Guest Post: Roger Mandel on Variable Rate Technology

If PA adoption was a hurdle race, the gun went off a few years ago and the first hurdle was guidance. Guidance was successfully developed, quickly followed by auto-steer. We can pretty much say that all entrants cleared the first two hurdles.

The third hurdle was yield mapping, and here we saw the first crash out because the software was very complicated! A couple of others clipped the top but continue off stride. Hurdle four, Variable Rate Technology, known to all and sundry as VRT. Carnage! Bodies all over the track, with one or two limping to the finish line. It was so good up until then…

What happened? The machine dealerships and companies have a lot to answer for. Lack of local support with the attitude, “Once it leaves the lot, the PA is your problem,” or, “Call the 0800 number” is very common.
In the past year I have seen $300k machines with factory guidance systems have to be re-booted twice a day because the system freezes. And the dealer can’t fix it. I see new VRT gear that can’t talk because its software is years out of date. It takes weeks to find out why, weeks to fix it and farmers just have to accept it. I am glad they don’t build aircraft.

Until the hardware problems are fixed the rest of issues around precision agriculture are minor. The new ISO-BUS will help, but we have at least 10 years before that technology works its way through the industry.
Start making purchase decisions based on the quality of support you’ll get. The second best gear with the best support trumps the best gear if you can’t operate it.

We have come up with a few simple rules for Variable Rate Technology (VRT).

  1. VRT pays when the yield difference between two zones is ~1 t/ha or more.
  2. You need to know what is causing that variability.
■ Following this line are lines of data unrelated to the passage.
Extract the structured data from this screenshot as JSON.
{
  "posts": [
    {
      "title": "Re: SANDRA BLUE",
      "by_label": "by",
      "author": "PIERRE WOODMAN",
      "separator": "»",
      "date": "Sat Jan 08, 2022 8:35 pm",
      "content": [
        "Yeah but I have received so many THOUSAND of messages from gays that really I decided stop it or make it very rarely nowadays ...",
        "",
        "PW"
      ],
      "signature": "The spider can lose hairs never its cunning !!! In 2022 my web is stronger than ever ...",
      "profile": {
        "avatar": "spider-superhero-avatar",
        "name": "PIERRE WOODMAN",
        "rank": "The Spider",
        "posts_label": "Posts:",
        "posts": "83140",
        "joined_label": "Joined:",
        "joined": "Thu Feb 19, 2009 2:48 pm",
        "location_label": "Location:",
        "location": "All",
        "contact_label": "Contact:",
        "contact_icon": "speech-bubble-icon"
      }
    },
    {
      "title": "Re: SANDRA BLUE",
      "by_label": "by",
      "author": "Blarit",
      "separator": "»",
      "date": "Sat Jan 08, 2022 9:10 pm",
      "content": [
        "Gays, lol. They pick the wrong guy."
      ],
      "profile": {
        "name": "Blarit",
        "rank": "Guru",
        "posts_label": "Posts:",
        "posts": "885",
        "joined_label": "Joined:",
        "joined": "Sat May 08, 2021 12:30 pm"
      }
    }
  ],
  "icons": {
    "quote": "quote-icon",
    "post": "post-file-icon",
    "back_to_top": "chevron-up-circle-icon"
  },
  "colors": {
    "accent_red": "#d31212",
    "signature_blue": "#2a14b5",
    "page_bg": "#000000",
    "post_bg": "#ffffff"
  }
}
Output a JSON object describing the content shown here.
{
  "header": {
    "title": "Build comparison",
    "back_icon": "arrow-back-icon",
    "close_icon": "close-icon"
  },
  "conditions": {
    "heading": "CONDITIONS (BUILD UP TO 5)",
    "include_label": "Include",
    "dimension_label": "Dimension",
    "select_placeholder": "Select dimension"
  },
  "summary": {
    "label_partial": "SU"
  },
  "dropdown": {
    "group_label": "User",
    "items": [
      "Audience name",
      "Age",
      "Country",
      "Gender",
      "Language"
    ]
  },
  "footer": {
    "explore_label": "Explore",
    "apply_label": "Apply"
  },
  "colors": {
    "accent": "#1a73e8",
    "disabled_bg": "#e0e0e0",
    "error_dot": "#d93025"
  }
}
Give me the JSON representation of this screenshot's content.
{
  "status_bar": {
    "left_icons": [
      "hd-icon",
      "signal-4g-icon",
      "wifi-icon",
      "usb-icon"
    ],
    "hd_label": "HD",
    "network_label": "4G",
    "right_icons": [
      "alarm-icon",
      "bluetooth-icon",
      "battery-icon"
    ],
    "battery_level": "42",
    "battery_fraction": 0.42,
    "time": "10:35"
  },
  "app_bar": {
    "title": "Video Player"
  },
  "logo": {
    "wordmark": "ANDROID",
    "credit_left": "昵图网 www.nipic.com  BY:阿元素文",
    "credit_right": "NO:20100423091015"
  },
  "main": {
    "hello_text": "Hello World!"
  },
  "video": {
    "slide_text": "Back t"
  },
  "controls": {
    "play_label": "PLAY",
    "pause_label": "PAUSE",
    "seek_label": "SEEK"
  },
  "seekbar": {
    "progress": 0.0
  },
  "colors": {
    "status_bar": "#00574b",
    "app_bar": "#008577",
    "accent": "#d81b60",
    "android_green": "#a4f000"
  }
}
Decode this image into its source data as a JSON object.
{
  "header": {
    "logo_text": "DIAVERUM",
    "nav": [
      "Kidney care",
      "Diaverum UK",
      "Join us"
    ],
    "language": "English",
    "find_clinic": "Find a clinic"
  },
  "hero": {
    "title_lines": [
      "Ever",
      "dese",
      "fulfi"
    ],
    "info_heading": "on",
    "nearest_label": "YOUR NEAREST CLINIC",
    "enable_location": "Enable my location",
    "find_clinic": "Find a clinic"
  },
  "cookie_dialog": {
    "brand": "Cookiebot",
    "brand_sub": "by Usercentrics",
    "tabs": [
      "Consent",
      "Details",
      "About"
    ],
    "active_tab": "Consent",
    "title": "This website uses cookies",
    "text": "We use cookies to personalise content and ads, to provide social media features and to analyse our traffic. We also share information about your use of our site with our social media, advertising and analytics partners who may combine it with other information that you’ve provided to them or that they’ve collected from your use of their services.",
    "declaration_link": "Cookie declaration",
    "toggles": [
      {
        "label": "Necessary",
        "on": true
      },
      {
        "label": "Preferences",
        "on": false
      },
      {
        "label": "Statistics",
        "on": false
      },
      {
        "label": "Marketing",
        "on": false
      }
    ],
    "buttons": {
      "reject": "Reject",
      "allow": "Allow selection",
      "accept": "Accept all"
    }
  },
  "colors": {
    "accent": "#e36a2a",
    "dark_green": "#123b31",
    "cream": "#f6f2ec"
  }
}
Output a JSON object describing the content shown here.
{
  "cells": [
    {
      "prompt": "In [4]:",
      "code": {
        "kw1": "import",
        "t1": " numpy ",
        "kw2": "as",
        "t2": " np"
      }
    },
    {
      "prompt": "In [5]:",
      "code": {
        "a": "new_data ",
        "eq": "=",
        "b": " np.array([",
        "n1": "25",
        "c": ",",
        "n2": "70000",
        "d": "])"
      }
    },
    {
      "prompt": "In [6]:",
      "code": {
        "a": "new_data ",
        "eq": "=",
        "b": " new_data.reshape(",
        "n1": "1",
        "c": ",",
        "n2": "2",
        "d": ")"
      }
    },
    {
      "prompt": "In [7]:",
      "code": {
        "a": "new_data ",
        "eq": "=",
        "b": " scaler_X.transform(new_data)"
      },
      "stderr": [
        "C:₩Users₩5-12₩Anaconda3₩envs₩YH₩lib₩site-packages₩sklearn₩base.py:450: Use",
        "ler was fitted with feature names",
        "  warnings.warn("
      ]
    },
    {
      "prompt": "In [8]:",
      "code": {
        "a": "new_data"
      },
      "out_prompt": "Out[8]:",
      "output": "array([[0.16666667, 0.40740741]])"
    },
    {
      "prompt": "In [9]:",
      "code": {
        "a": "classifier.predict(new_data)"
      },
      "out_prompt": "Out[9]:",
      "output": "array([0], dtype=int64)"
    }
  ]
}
This is nothing but basic agronomy. What is the constraint? For farmers in Western Australia (home for me) it is often soil type which equals water holding capacity. But it could be compaction, subsoil toxicity, water logging, and the list goes on.
  3. Can I fix the problem? Will amelioration remove the problem? If the answer is yes you are lucky, most problems can’t be fixed – just reduced.
  4. Zones should be simple. Have only 2 or 3 zones and the location of the border should be “close enough is good enough”. If instrument that we measure with is 15m wide (header front) and the tool that we apply 18m (seeder bar) don’t worry if the boundary between zones is .5m this way or that way; think in seeder bar width.
  5. The size of the paddock is less important, and zones don’t have to stay within a single paddock. I have seen growers zoning the farm (or all one crop within a farm) as a single paddock. Fences and roads are not issues. The part of the computer for auto steer is separate from the part that does VRT so as I put it, “You don’t have to colour inside the lines (paddock boundaries).”
  6. Not all paddocks need PA. Just because you have the toys doesn’t mean you have to use them in every paddock.

Finally: There are lots of people out there selling information (imagery like EM, Gamma and NDVI), services (VRT maps and cleaning yield maps), and gear (guidance, task controllers, software packages and sensors). A word of warning; there are many fantastic people out there but a few bad ones are making it tough on the rest. You need to do your homework. Ask for references and good luck!

Dr Roger Mandel
Lecturer Agronomy, Curtin University of Technology

3 thoughts on “Guest Post: Roger Mandel on Variable Rate Technology”

  1. Pingback: Google

Leave a Reply